> **Provided records**:
☆ ☆ ☆ ☆ ☆

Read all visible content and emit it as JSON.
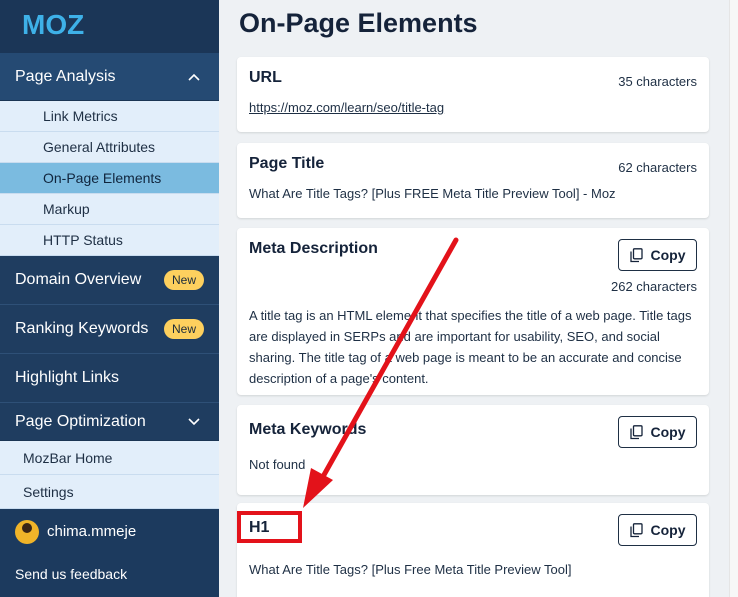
{
  "logo": {
    "text": "MOZ"
  },
  "sidebar": {
    "page_analysis": {
      "label": "Page Analysis",
      "items": [
        {
          "label": "Link Metrics"
        },
        {
          "label": "General Attributes"
        },
        {
          "label": "On-Page Elements"
        },
        {
          "label": "Markup"
        },
        {
          "label": "HTTP Status"
        }
      ]
    },
    "nav": [
      {
        "label": "Domain Overview",
        "badge": "New"
      },
      {
        "label": "Ranking Keywords",
        "badge": "New"
      },
      {
        "label": "Highlight Links"
      }
    ],
    "page_optimization": {
      "label": "Page Optimization",
      "items": [
        {
          "label": "MozBar Home"
        },
        {
          "label": "Settings"
        }
      ]
    },
    "user": {
      "name": "chima.mmeje"
    },
    "feedback": "Send us feedback"
  },
  "main": {
    "title": "On-Page Elements",
    "cards": {
      "url": {
        "title": "URL",
        "chars": "35 characters",
        "value": "https://moz.com/learn/seo/title-tag"
      },
      "page_title": {
        "title": "Page Title",
        "chars": "62 characters",
        "value": "What Are Title Tags? [Plus FREE Meta Title Preview Tool] - Moz"
      },
      "meta_description": {
        "title": "Meta Description",
        "copy": "Copy",
        "chars": "262 characters",
        "value": "A title tag is an HTML element that specifies the title of a web page. Title tags are displayed in SERPs and are important for usability, SEO, and social sharing. The title tag of a web page is meant to be an accurate and concise description of a page's content."
      },
      "meta_keywords": {
        "title": "Meta Keywords",
        "copy": "Copy",
        "value": "Not found"
      },
      "h1": {
        "title": "H1",
        "copy": "Copy",
        "value": "What Are Title Tags? [Plus Free Meta Title Preview Tool]"
      }
    }
  },
  "colors": {
    "sidebar": "#1c3a5e",
    "active_item": "#7bbbe0",
    "badge": "#fdd05e",
    "annotation": "#e3121a"
  }
}
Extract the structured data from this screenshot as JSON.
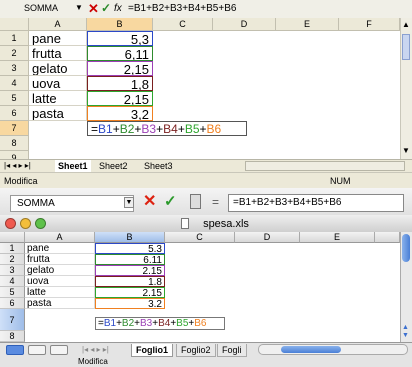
{
  "colors": {
    "b1": "#2b48c8",
    "b2": "#2e8b2e",
    "b3": "#9b3fb5",
    "b4": "#7a1f1f",
    "b5": "#2ea52e",
    "b6": "#f08020"
  },
  "win": {
    "name_box": "SOMMA",
    "formula": "=B1+B2+B3+B4+B5+B6",
    "fx_label": "fx",
    "columns": [
      "A",
      "B",
      "C",
      "D",
      "E",
      "F"
    ],
    "rows": [
      "1",
      "2",
      "3",
      "4",
      "5",
      "6",
      "7",
      "8",
      "9"
    ],
    "items": [
      {
        "name": "pane",
        "value": "5,3"
      },
      {
        "name": "frutta",
        "value": "6,11"
      },
      {
        "name": "gelato",
        "value": "2,15"
      },
      {
        "name": "uova",
        "value": "1,8"
      },
      {
        "name": "latte",
        "value": "2,15"
      },
      {
        "name": "pasta",
        "value": "3,2"
      }
    ],
    "formula_parts": [
      "=",
      "B1",
      "+",
      "B2",
      "+",
      "B3",
      "+",
      "B4",
      "+",
      "B5",
      "+",
      "B6"
    ],
    "sheet_tabs": [
      "Sheet1",
      "Sheet2",
      "Sheet3"
    ],
    "status_left": "Modifica",
    "status_right": "NUM"
  },
  "mac": {
    "name_box": "SOMMA",
    "formula_eq": "=",
    "formula": "=B1+B2+B3+B4+B5+B6",
    "title": "spesa.xls",
    "columns": [
      "A",
      "B",
      "C",
      "D",
      "E"
    ],
    "rows": [
      "1",
      "2",
      "3",
      "4",
      "5",
      "6",
      "7",
      "8"
    ],
    "items": [
      {
        "name": "pane",
        "value": "5.3"
      },
      {
        "name": "frutta",
        "value": "6.11"
      },
      {
        "name": "gelato",
        "value": "2.15"
      },
      {
        "name": "uova",
        "value": "1.8"
      },
      {
        "name": "latte",
        "value": "2.15"
      },
      {
        "name": "pasta",
        "value": "3.2"
      }
    ],
    "formula_parts": [
      "=",
      "B1",
      "+",
      "B2",
      "+",
      "B3",
      "+",
      "B4",
      "+",
      "B5",
      "+",
      "B6"
    ],
    "sheet_tabs": [
      "Foglio1",
      "Foglio2",
      "Fogli"
    ],
    "status": "Modifica"
  }
}
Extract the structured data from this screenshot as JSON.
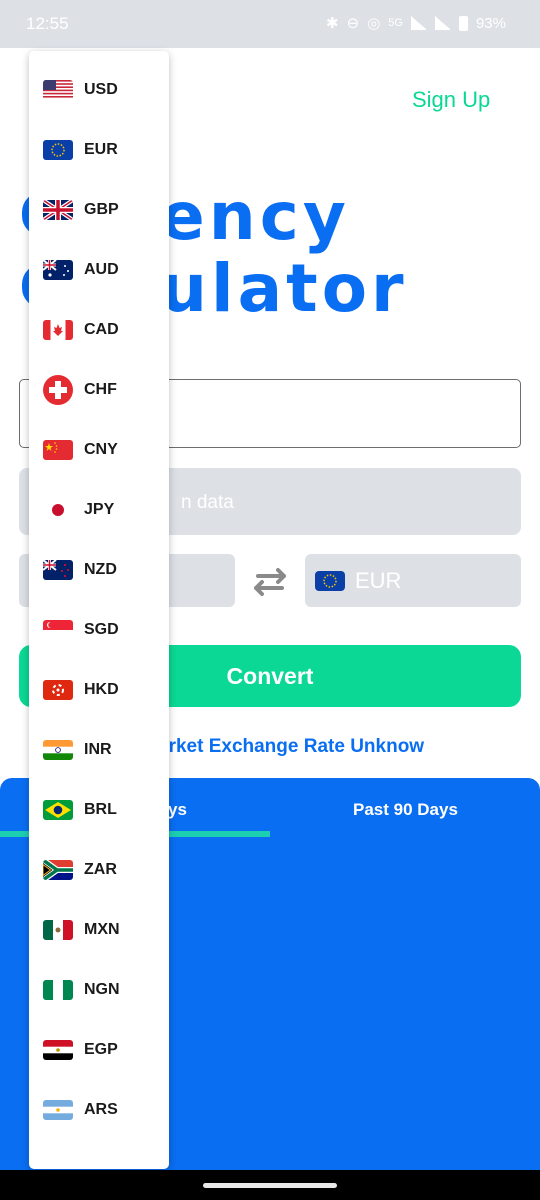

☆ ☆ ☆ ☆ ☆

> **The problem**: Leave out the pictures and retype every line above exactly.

> **Response**:
Read all visible content and emit it as JSON.
{
  "logo": {
    "text": "MOZ"
  },
  "sidebar": {
    "page_analysis": {
      "label": "Page Analysis",
      "items": [
        {
          "label": "Link Metrics"
        },
        {
          "label": "General Attributes"
        },
        {
          "label": "On-Page Elements"
        },
        {
          "label": "Markup"
        },
        {
          "label": "HTTP Status"
        }
      ]
    },
    "nav": [
      {
        "label": "Domain Overview",
        "badge": "New"
      },
      {
        "label": "Ranking Keywords",
        "badge": "New"
      },
      {
        "label": "Highlight Links"
      }
    ],
    "page_optimization": {
      "label": "Page Optimization",
      "items": [
        {
          "label": "MozBar Home"
        },
        {
          "label": "Settings"
        }
      ]
    },
    "user": {
      "name": "chima.mmeje"
    },
    "feedback": "Send us feedback"
  },
  "main": {
    "title": "On-Page Elements",
    "cards": {
      "url": {
        "title": "URL",
        "chars": "35 characters",
        "value": "https://moz.com/learn/seo/title-tag"
      },
      "page_title": {
        "title": "Page Title",
        "chars": "62 characters",
        "value": "What Are Title Tags? [Plus FREE Meta Title Preview Tool] - Moz"
      },
      "meta_description": {
        "title": "Meta Description",
        "copy": "Copy",
        "chars": "262 characters",
        "value": "A title tag is an HTML element that specifies the title of a web page. Title tags are displayed in SERPs and are important for usability, SEO, and social sharing. The title tag of a web page is meant to be an accurate and concise description of a page's content."
      },
      "meta_keywords": {
        "title": "Meta Keywords",
        "copy": "Copy",
        "value": "Not found"
      },
      "h1": {
        "title": "H1",
        "copy": "Copy",
        "value": "What Are Title Tags? [Plus Free Meta Title Preview Tool]"
      }
    }
  },
  "colors": {
    "sidebar": "#1c3a5e",
    "active_item": "#7bbbe0",
    "badge": "#fdd05e",
    "annotation": "#e3121a"
  }
}
Extract the structured data from this screenshot as JSON.
{
  "colors": {
    "b1": "#2b48c8",
    "b2": "#2e8b2e",
    "b3": "#9b3fb5",
    "b4": "#7a1f1f",
    "b5": "#2ea52e",
    "b6": "#f08020"
  },
  "win": {
    "name_box": "SOMMA",
    "formula": "=B1+B2+B3+B4+B5+B6",
    "fx_label": "fx",
    "columns": [
      "A",
      "B",
      "C",
      "D",
      "E",
      "F"
    ],
    "rows": [
      "1",
      "2",
      "3",
      "4",
      "5",
      "6",
      "7",
      "8",
      "9"
    ],
    "items": [
      {
        "name": "pane",
        "value": "5,3"
      },
      {
        "name": "frutta",
        "value": "6,11"
      },
      {
        "name": "gelato",
        "value": "2,15"
      },
      {
        "name": "uova",
        "value": "1,8"
      },
      {
        "name": "latte",
        "value": "2,15"
      },
      {
        "name": "pasta",
        "value": "3,2"
      }
    ],
    "formula_parts": [
      "=",
      "B1",
      "+",
      "B2",
      "+",
      "B3",
      "+",
      "B4",
      "+",
      "B5",
      "+",
      "B6"
    ],
    "sheet_tabs": [
      "Sheet1",
      "Sheet2",
      "Sheet3"
    ],
    "status_left": "Modifica",
    "status_right": "NUM"
  },
  "mac": {
    "name_box": "SOMMA",
    "formula_eq": "=",
    "formula": "=B1+B2+B3+B4+B5+B6",
    "title": "spesa.xls",
    "columns": [
      "A",
      "B",
      "C",
      "D",
      "E"
    ],
    "rows": [
      "1",
      "2",
      "3",
      "4",
      "5",
      "6",
      "7",
      "8"
    ],
    "items": [
      {
        "name": "pane",
        "value": "5.3"
      },
      {
        "name": "frutta",
        "value": "6.11"
      },
      {
        "name": "gelato",
        "value": "2.15"
      },
      {
        "name": "uova",
        "value": "1.8"
      },
      {
        "name": "latte",
        "value": "2.15"
      },
      {
        "name": "pasta",
        "value": "3.2"
      }
    ],
    "formula_parts": [
      "=",
      "B1",
      "+",
      "B2",
      "+",
      "B3",
      "+",
      "B4",
      "+",
      "B5",
      "+",
      "B6"
    ],
    "sheet_tabs": [
      "Foglio1",
      "Foglio2",
      "Fogli"
    ],
    "status": "Modifica"
  }
}
Extract the structured data from this screenshot as JSON.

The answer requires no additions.